> [Assigned task]: Report, as a bare number, how many lines in the data contain "background".

★ ★ ★ ★ ★

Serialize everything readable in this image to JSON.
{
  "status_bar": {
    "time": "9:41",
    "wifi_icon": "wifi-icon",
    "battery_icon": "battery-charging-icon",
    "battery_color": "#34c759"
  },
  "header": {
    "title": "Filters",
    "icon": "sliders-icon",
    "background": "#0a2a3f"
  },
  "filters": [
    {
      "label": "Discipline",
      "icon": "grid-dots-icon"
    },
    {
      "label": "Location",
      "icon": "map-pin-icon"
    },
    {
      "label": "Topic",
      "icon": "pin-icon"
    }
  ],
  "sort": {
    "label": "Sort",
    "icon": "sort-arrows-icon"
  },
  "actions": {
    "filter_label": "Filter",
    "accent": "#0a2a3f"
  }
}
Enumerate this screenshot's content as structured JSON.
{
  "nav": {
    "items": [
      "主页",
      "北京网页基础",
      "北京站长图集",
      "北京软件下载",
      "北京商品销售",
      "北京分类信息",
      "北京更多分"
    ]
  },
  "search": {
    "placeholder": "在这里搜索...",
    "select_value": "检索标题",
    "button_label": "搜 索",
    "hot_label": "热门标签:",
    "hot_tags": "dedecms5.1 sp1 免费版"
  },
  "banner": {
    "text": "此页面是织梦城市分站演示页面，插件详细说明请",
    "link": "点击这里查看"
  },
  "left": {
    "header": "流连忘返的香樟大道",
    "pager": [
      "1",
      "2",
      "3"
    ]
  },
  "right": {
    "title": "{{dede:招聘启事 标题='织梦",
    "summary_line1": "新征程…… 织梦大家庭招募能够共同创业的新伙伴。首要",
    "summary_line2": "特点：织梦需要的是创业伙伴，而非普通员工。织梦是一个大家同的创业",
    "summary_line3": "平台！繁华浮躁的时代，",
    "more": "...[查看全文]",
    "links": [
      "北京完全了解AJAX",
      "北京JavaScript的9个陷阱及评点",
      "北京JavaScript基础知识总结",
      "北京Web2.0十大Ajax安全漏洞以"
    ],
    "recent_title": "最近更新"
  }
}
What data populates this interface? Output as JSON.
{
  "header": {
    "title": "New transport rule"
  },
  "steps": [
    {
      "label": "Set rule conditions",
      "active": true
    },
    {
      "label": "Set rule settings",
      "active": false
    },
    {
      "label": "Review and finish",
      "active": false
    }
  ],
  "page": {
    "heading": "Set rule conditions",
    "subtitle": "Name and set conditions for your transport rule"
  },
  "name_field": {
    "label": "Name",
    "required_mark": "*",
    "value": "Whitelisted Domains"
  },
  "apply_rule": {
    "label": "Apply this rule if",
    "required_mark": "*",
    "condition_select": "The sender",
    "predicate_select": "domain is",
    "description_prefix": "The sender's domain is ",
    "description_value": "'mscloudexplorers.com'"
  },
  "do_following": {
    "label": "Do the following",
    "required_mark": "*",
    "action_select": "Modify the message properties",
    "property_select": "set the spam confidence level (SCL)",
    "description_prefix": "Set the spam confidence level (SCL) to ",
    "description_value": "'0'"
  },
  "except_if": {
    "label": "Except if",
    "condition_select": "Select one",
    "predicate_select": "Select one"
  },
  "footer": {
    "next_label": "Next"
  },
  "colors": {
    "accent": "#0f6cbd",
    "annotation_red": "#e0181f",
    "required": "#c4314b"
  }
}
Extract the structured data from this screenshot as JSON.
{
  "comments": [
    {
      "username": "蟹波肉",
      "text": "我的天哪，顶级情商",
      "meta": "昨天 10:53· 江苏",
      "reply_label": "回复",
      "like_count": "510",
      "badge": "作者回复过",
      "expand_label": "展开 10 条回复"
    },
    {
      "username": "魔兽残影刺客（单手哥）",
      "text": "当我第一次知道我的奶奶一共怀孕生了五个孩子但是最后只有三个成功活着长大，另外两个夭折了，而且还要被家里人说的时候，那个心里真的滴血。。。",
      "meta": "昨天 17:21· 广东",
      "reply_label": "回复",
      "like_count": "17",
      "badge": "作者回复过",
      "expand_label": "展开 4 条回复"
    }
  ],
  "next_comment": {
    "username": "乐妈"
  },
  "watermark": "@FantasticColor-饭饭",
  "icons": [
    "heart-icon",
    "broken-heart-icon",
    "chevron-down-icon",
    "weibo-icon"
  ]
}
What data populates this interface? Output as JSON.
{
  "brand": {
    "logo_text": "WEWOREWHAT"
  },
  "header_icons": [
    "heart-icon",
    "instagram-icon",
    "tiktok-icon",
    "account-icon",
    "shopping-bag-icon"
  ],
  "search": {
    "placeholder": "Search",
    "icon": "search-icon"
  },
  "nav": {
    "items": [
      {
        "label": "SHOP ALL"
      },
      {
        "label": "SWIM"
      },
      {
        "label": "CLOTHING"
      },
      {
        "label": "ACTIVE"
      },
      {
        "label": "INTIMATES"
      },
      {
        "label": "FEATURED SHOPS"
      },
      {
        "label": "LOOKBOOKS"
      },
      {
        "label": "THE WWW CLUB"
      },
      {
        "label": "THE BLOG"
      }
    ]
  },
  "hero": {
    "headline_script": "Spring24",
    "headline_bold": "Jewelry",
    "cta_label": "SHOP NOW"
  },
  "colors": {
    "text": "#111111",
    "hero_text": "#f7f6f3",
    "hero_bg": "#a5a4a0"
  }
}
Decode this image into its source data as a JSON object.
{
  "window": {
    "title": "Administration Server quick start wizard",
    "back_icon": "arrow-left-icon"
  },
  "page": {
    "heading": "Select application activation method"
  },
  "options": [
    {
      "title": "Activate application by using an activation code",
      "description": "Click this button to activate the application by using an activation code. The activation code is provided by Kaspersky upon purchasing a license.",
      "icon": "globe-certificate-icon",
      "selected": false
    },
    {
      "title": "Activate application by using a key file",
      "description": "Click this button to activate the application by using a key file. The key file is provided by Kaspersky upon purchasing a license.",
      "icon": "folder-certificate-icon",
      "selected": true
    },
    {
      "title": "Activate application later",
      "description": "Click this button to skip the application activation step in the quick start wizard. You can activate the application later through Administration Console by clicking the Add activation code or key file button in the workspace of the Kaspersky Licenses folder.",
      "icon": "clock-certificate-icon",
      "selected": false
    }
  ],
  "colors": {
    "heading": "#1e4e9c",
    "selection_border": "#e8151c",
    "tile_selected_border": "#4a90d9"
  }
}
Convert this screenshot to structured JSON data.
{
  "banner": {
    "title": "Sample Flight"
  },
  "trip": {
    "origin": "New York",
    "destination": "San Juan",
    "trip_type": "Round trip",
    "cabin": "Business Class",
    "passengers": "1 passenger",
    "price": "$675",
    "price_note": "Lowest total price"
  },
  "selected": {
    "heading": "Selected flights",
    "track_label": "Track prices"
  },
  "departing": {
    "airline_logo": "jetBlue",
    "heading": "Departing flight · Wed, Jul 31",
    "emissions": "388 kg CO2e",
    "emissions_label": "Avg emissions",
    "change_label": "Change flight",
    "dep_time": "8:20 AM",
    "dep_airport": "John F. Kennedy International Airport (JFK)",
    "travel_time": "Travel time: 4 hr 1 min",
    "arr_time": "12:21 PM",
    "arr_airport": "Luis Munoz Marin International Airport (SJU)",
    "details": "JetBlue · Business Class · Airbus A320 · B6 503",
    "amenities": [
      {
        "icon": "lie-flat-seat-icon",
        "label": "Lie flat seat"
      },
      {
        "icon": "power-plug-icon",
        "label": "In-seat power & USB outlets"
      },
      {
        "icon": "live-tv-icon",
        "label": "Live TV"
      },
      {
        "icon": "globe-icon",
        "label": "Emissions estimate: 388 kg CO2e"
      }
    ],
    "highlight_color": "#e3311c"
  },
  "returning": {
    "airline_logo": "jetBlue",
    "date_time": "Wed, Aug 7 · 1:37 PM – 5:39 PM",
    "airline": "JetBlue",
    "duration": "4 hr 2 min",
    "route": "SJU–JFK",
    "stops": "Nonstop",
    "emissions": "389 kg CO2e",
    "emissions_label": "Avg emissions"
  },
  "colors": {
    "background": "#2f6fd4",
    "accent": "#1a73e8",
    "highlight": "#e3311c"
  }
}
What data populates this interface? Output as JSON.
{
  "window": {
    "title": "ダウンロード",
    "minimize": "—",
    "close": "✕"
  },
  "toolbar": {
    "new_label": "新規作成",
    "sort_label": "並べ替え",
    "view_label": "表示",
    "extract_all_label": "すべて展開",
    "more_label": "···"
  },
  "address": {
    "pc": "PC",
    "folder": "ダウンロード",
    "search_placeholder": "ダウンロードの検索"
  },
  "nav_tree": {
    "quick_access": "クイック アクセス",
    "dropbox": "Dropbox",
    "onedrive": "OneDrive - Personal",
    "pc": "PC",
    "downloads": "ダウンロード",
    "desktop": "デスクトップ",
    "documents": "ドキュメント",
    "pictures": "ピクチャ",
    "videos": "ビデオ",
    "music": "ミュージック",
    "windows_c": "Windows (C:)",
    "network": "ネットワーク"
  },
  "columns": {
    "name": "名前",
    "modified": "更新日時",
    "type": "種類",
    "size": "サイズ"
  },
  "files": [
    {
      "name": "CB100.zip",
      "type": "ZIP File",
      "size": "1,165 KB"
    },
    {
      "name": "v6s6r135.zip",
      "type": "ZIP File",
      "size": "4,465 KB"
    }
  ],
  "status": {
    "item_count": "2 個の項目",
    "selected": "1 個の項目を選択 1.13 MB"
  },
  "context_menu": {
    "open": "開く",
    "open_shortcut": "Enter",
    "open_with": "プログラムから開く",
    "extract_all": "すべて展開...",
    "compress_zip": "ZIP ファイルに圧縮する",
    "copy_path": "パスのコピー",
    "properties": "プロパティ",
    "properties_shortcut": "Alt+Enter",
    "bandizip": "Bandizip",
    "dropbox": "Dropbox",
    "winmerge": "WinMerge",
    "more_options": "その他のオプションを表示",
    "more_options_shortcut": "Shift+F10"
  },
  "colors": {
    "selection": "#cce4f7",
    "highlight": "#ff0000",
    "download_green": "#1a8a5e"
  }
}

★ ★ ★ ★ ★

> [Task solution]: 2